One problem with removing the link is that that link is what provides automatic attribution and licence information. If you disable it you have to provide those in some other way, or use images with a licence that does not require them. --LPfi (talk) 11:28, 20 October 2017 (UTC)
That's not just one problem, it's a major problem and risks putting us in violation of copyright. The chimp picture above, in fact, is already problematic as it is CC-by and requires attribution. We cannot have unclickable images unless they don't require attribution. Powers (talk) 01:54, 21 October 2017 (UTC)
They also cannot be copyleft with CC-SA or similar, as you need a link to the licence. PD and CC-zero can be used without link. --LPfi (talk) 19:03, 22 October 2017 (UTC)
Btw, I reckon it would be more intuitive to also have the same link for the icon as for the text. Some people will probably desperately try to click that icon. And btw, just create your own icon, shouldn't be that hard. Ceever (talk) 09:18, 21 October 2017 (UTC)


Do we have guidelines for banners images? What is the right size for them? - Ravikiran (talk) 05:06, 1 November 2020 (UTC)

Yes, see Wikivoyage:Banner Expedition#Standards.
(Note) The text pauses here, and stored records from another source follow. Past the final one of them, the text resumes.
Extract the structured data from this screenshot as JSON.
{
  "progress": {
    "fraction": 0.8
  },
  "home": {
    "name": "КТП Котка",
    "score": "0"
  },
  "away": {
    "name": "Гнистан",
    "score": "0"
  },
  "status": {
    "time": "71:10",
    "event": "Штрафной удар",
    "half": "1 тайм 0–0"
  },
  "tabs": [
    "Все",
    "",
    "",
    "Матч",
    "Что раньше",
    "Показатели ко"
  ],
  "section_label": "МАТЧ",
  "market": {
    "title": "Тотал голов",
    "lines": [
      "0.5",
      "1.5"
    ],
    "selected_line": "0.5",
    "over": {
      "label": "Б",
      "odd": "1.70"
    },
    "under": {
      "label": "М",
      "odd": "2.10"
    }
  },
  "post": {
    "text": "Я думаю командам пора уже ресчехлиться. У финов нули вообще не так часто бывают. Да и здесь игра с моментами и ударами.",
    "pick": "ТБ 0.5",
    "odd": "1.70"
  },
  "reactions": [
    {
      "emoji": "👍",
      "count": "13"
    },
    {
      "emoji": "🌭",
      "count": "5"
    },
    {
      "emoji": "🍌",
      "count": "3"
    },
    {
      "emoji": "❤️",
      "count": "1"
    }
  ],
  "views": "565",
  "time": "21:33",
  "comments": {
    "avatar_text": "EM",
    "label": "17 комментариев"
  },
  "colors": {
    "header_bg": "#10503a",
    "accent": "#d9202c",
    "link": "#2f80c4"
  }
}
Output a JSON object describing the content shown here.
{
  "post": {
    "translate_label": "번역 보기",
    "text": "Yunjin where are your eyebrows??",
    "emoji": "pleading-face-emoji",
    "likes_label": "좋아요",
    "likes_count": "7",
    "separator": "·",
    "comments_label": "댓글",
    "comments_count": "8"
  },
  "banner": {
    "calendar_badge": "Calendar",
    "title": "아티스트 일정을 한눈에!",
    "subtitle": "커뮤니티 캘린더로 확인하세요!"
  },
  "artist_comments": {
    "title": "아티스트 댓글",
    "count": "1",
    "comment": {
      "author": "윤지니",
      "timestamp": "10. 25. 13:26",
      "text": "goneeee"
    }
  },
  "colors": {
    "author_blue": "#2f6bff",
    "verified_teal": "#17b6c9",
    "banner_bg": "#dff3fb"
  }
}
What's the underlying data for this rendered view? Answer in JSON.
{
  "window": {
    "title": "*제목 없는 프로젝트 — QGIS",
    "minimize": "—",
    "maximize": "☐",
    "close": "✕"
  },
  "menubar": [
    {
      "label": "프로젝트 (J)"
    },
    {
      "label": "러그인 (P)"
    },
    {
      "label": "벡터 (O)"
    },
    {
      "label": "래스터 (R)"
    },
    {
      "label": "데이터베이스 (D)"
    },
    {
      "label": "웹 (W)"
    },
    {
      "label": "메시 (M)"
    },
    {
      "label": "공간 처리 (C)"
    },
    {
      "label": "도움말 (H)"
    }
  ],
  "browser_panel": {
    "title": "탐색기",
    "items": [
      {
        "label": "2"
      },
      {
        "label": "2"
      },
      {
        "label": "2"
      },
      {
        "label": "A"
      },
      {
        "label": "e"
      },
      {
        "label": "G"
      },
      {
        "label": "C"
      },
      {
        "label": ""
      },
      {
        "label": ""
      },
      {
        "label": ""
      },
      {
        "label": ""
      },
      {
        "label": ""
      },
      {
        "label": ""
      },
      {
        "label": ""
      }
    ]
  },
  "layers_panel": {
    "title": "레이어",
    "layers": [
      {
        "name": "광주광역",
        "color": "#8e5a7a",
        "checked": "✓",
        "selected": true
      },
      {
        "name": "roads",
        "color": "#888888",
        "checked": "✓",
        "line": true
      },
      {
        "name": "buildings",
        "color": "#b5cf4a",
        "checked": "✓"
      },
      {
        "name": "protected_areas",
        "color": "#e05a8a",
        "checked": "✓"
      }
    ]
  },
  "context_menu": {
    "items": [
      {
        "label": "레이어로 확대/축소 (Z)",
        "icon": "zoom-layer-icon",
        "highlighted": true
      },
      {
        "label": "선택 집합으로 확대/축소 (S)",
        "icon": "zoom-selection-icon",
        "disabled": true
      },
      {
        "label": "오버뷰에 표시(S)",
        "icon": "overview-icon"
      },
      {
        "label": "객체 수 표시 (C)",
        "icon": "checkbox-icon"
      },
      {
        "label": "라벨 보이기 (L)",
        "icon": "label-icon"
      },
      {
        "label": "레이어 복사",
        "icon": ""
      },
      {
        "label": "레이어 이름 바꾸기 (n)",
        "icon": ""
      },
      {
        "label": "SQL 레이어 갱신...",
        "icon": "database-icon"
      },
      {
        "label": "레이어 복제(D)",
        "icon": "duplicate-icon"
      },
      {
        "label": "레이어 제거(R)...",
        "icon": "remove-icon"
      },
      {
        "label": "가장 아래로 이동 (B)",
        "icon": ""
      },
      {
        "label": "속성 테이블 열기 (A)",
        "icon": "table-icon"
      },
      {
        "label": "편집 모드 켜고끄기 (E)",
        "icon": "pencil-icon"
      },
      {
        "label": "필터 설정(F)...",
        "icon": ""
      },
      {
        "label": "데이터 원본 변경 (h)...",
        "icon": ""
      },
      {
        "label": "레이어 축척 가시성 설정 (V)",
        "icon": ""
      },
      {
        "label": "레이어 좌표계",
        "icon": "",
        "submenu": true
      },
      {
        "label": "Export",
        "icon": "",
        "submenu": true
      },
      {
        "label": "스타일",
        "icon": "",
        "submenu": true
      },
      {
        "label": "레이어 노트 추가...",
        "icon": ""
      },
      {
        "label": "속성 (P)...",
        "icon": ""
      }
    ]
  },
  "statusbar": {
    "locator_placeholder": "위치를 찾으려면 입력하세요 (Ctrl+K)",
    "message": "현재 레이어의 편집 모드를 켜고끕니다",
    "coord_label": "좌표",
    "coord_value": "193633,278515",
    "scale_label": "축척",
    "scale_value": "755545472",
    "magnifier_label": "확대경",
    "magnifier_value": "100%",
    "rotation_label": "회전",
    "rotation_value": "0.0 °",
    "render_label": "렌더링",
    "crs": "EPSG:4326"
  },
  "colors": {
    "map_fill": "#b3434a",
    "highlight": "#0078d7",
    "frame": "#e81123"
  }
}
They should have a 7:1 width to height ratio and be at least 1800 pixels wide (ideally at least 2100). —Granger (talk · contribs) 06:00, 1 November 2020 (UTC)
Thank you! — Ravikiran (talk) 08:39, 1 November 2020 (UTC)
Return to the project page "How to add an image".